═════ The data ═════

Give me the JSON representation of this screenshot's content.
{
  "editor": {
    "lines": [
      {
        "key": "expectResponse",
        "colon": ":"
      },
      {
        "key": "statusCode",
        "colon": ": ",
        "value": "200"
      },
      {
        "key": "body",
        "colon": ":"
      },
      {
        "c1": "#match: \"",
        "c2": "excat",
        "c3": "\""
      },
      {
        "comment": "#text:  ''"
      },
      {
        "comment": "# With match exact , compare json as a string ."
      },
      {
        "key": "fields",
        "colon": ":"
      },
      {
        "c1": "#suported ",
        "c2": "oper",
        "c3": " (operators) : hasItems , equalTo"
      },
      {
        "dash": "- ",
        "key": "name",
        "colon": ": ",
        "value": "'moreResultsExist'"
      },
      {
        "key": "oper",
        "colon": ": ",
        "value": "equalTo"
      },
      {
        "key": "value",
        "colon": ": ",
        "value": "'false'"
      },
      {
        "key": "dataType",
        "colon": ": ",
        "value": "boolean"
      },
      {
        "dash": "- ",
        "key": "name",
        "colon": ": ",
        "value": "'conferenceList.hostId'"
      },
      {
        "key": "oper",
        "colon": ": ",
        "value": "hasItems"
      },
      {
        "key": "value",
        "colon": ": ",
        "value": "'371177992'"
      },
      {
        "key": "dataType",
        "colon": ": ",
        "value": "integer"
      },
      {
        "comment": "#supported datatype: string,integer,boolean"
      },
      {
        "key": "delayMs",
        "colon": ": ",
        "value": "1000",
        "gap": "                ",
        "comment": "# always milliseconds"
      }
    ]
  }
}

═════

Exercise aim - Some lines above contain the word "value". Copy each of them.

Response to this task -
        "value": "200"
        "value": "'moreResultsExist'"
        "value": "equalTo"
        "key": "value",
        "value": "'false'"
        "value": "boolean"
        "value": "'conferenceList.hostId'"
        "value": "hasItems"
        "key": "value",
        "value": "'371177992'"
        "value": "integer"
        "value": "1000",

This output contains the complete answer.